'College service center' in Berryville is proposed by Harrison's NorthArk
BERRYVILLE ---- The School Board tentatively approved Monday night a "college service center" at Berryville schools, proposed by North Arkansas College, that would make night classes available to local residents.
Superintendent Dr. Don Roberts said he has had discussions with Dr. Jeff Olsen of North Arkansas College, who asked the board for permission to offer several college courses at night at the high school.
They would include intermediate algebra, English composition, U.S. history, basic computer fundamentals, and introduction to information technology.
Dr. Roberts urged the board to approve the plan, saying NAC sees Berryville as a center for expanded college learning for Carroll County, southern Missouri and as far south as Huntsville.
"If it takes off, you want some control over it," Roberts said.
High School Principal Ron Harvell said he would like to see the NAC adult education program also be available to Berryville students.
Several points have to be ironed out, including a proposed $700 fee per semester that the college would pay for maintenance and security of the building after hours. Board member Tom Sharp suggested a discount for Berryville students, and Randy Colvin wondered about damage liability for the district.
Roberts will proceed with negotiations with the college. The classes could begin in the fall of 2003, and be offered for about two hours or more every evening accept Friday. The college has proposed hiring three local teachers so far, Roberts said.
In other business, the board heard an update from Roberts on the district's financial picture.

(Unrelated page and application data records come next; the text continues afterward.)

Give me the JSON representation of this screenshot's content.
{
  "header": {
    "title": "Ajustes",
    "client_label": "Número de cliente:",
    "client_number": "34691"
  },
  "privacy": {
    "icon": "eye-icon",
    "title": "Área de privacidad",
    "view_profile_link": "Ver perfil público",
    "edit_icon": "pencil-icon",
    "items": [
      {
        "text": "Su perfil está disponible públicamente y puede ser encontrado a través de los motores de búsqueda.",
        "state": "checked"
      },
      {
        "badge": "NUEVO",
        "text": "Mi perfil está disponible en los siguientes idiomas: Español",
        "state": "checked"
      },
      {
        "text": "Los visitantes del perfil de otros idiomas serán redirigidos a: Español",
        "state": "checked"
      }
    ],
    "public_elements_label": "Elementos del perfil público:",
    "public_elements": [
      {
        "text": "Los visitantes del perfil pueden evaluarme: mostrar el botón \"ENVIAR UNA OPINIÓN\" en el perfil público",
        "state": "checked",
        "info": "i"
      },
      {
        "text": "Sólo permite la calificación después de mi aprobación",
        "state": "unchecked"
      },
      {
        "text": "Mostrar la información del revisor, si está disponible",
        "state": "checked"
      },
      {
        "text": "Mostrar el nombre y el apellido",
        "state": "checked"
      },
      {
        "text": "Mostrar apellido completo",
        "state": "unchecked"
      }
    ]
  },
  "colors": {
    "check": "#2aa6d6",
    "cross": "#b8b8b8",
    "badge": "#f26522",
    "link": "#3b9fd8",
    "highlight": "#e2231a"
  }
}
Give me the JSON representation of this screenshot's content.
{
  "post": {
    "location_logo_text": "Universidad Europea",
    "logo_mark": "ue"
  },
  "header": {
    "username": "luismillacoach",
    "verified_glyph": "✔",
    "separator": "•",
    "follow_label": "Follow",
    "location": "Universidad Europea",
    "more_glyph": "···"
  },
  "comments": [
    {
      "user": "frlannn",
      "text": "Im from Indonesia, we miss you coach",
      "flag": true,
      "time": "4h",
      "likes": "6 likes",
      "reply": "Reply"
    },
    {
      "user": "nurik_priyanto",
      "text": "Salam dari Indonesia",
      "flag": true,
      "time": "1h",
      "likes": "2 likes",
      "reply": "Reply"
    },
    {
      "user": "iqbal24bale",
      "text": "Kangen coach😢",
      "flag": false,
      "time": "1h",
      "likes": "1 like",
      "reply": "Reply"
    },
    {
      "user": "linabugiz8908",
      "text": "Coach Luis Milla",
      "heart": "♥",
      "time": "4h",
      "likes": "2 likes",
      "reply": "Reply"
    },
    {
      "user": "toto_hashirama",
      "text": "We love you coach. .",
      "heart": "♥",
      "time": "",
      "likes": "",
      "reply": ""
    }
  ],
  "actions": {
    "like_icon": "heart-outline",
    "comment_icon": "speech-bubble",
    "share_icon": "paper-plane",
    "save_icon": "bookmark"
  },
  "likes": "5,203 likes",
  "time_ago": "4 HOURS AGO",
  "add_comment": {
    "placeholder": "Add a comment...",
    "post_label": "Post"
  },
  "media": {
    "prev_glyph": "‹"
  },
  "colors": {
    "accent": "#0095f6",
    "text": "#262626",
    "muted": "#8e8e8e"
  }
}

Enrollment has remained steady and the school is still filled to capacity at about 1,660 students. Problem areas continue to be high enrollment at the kindergarten, first- and fourth-grade levels.
Roberts said the state has announced another round of budget cuts due to declining revenues. He said the cuts right now amount to $35.91 per student, for a total of $59,992. There is a bright side, he said, with a $200,000 payment due from the state for new student growth. He said the district is "way above" state tax projections and is close to the target for local tax collections.
Several changes in rules in the K-5 student handbook were approved, including updating new personnel, such as adding new Superintendent Michael Cox's name to the book, and some other revisions and deletions.
The book now says students who have five tardies on their attendance record would be charged one absent day. Elementary Principal Teresa Wright and assistant Principal Shelley Glass-Osnes said that system is unworkable, because it is very difficult to track and enter tardies for every student into the required computer program.
Board member Keith Butler said an absent day means less money from the state for Average Daily Attendance (ADA) reimbursement, and said he'd like to see some sort of discipline instituted for habitual tardiness rather than abandoning the system altogether.
Wright also raised the issue of getting parents more involved in the school system since the parent teacher organization went into dormancy last year for apparent lack of interest by both the schools and the parents.
She outlined a tentative parent-teacher involvement plan for the board.
After the meeting, parent-activist Julie McCall said she would like to get a parent-teacher organization going again, emphasizing how important she believes the matter to be.
Interested parents and teachers can call her at 423-2099.
In other actions the board: